## Data for this exercise
+===+

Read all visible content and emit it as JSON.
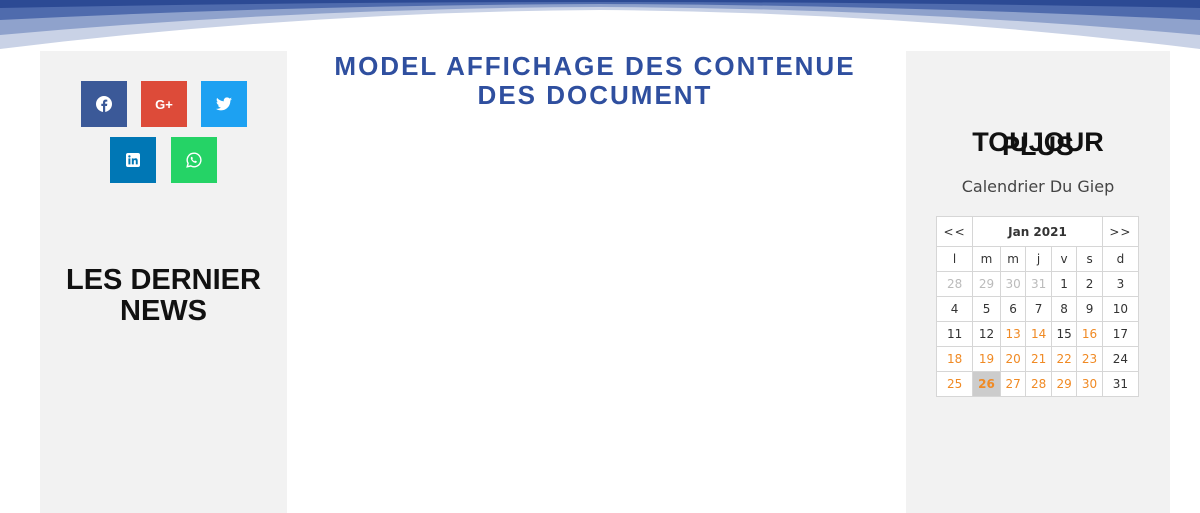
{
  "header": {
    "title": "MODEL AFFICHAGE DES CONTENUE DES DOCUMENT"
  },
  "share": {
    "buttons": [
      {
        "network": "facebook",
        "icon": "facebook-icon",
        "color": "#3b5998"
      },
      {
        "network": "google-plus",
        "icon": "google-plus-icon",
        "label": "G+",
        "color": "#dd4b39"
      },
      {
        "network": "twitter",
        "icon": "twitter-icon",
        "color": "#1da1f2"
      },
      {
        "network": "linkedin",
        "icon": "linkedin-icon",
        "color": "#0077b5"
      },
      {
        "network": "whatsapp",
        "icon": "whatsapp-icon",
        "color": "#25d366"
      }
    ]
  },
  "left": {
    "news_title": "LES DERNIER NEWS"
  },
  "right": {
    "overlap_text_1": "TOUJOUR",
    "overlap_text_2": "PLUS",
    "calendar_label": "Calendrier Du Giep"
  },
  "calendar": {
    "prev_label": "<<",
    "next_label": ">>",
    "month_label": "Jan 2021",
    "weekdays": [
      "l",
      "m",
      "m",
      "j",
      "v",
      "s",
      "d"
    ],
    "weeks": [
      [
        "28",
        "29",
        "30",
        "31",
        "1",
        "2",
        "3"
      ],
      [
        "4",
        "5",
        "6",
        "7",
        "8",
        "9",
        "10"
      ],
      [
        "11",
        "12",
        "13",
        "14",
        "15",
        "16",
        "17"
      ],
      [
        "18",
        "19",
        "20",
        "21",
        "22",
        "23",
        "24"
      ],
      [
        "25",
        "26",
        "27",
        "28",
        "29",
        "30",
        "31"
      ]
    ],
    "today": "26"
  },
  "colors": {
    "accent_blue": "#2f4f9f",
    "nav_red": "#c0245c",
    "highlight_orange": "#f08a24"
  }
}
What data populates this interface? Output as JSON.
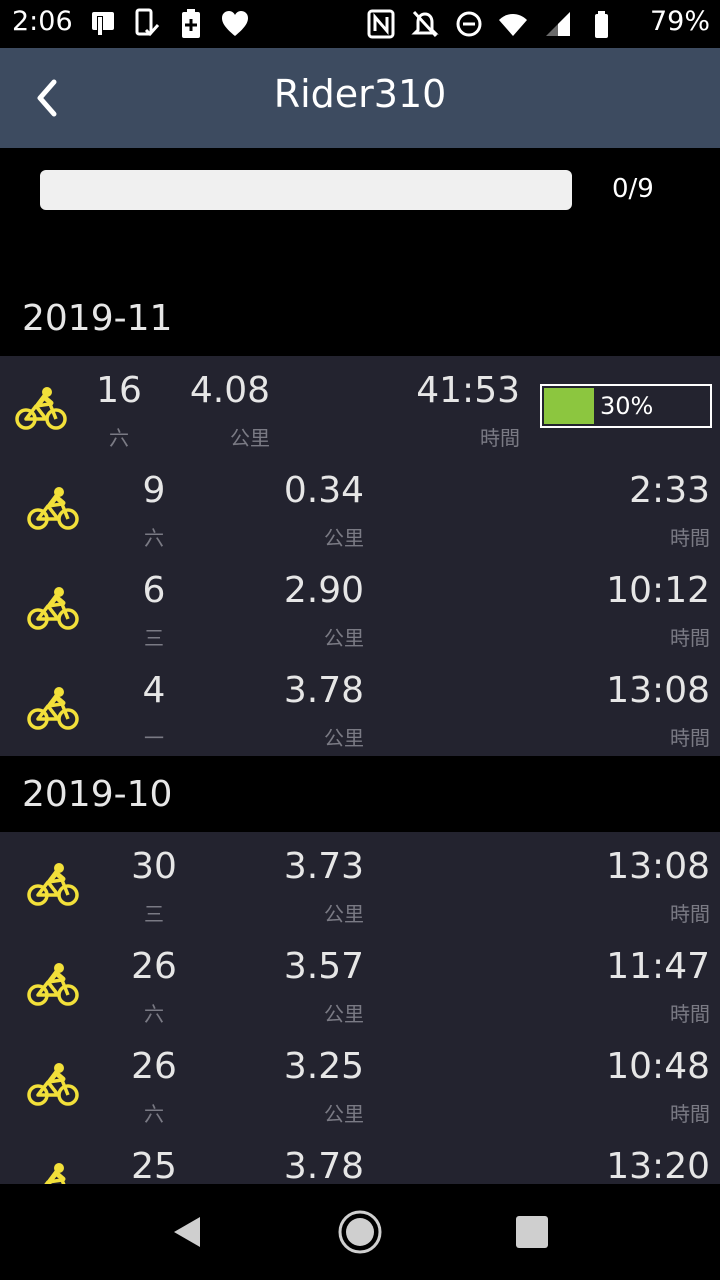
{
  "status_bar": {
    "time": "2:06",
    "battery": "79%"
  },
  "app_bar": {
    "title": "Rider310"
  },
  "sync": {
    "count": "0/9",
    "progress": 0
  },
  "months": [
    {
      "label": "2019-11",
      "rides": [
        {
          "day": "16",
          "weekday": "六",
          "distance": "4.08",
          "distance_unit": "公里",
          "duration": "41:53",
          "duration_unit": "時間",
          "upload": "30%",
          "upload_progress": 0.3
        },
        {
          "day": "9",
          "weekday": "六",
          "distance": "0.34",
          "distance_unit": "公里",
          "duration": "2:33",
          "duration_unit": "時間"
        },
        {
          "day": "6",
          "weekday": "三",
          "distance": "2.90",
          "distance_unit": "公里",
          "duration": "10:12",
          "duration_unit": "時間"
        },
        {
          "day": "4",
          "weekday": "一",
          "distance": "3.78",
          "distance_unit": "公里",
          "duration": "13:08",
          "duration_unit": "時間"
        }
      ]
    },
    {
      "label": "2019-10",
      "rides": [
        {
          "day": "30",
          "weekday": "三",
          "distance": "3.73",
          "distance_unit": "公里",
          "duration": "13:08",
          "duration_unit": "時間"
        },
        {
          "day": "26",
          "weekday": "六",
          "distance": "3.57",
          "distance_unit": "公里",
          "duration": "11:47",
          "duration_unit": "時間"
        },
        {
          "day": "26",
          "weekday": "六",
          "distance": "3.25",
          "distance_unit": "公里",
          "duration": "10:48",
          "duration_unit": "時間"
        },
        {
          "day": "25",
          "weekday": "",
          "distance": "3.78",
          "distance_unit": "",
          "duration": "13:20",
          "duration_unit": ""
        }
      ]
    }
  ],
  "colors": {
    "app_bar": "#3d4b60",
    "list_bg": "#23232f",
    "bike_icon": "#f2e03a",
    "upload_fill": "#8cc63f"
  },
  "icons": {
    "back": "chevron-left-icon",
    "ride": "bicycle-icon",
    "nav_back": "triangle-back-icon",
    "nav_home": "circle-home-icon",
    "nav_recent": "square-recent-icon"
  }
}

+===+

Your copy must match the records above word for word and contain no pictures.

## Reply
Read all visible content and emit it as JSON.
{
  "header": {
    "title": "MODEL AFFICHAGE DES CONTENUE DES DOCUMENT"
  },
  "share": {
    "buttons": [
      {
        "network": "facebook",
        "icon": "facebook-icon",
        "color": "#3b5998"
      },
      {
        "network": "google-plus",
        "icon": "google-plus-icon",
        "label": "G+",
        "color": "#dd4b39"
      },
      {
        "network": "twitter",
        "icon": "twitter-icon",
        "color": "#1da1f2"
      },
      {
        "network": "linkedin",
        "icon": "linkedin-icon",
        "color": "#0077b5"
      },
      {
        "network": "whatsapp",
        "icon": "whatsapp-icon",
        "color": "#25d366"
      }
    ]
  },
  "left": {
    "news_title": "LES DERNIER NEWS"
  },
  "right": {
    "overlap_text_1": "TOUJOUR",
    "overlap_text_2": "PLUS",
    "calendar_label": "Calendrier Du Giep"
  },
  "calendar": {
    "prev_label": "<<",
    "next_label": ">>",
    "month_label": "Jan 2021",
    "weekdays": [
      "l",
      "m",
      "m",
      "j",
      "v",
      "s",
      "d"
    ],
    "weeks": [
      [
        "28",
        "29",
        "30",
        "31",
        "1",
        "2",
        "3"
      ],
      [
        "4",
        "5",
        "6",
        "7",
        "8",
        "9",
        "10"
      ],
      [
        "11",
        "12",
        "13",
        "14",
        "15",
        "16",
        "17"
      ],
      [
        "18",
        "19",
        "20",
        "21",
        "22",
        "23",
        "24"
      ],
      [
        "25",
        "26",
        "27",
        "28",
        "29",
        "30",
        "31"
      ]
    ],
    "today": "26"
  },
  "colors": {
    "accent_blue": "#2f4f9f",
    "nav_red": "#c0245c",
    "highlight_orange": "#f08a24"
  }
}
What data populates this interface? Output as JSON.
{
  "status_bar": {
    "time": "2:06",
    "battery": "79%"
  },
  "app_bar": {
    "title": "Rider310"
  },
  "sync": {
    "count": "0/9",
    "progress": 0
  },
  "months": [
    {
      "label": "2019-11",
      "rides": [
        {
          "day": "16",
          "weekday": "六",
          "distance": "4.08",
          "distance_unit": "公里",
          "duration": "41:53",
          "duration_unit": "時間",
          "upload": "30%",
          "upload_progress": 0.3
        },
        {
          "day": "9",
          "weekday": "六",
          "distance": "0.34",
          "distance_unit": "公里",
          "duration": "2:33",
          "duration_unit": "時間"
        },
        {
          "day": "6",
          "weekday": "三",
          "distance": "2.90",
          "distance_unit": "公里",
          "duration": "10:12",
          "duration_unit": "時間"
        },
        {
          "day": "4",
          "weekday": "一",
          "distance": "3.78",
          "distance_unit": "公里",
          "duration": "13:08",
          "duration_unit": "時間"
        }
      ]
    },
    {
      "label": "2019-10",
      "rides": [
        {
          "day": "30",
          "weekday": "三",
          "distance": "3.73",
          "distance_unit": "公里",
          "duration": "13:08",
          "duration_unit": "時間"
        },
        {
          "day": "26",
          "weekday": "六",
          "distance": "3.57",
          "distance_unit": "公里",
          "duration": "11:47",
          "duration_unit": "時間"
        },
        {
          "day": "26",
          "weekday": "六",
          "distance": "3.25",
          "distance_unit": "公里",
          "duration": "10:48",
          "duration_unit": "時間"
        },
        {
          "day": "25",
          "weekday": "",
          "distance": "3.78",
          "distance_unit": "",
          "duration": "13:20",
          "duration_unit": ""
        }
      ]
    }
  ],
  "colors": {
    "app_bar": "#3d4b60",
    "list_bg": "#23232f",
    "bike_icon": "#f2e03a",
    "upload_fill": "#8cc63f"
  },
  "icons": {
    "back": "chevron-left-icon",
    "ride": "bicycle-icon",
    "nav_back": "triangle-back-icon",
    "nav_home": "circle-home-icon",
    "nav_recent": "square-recent-icon"
  }
}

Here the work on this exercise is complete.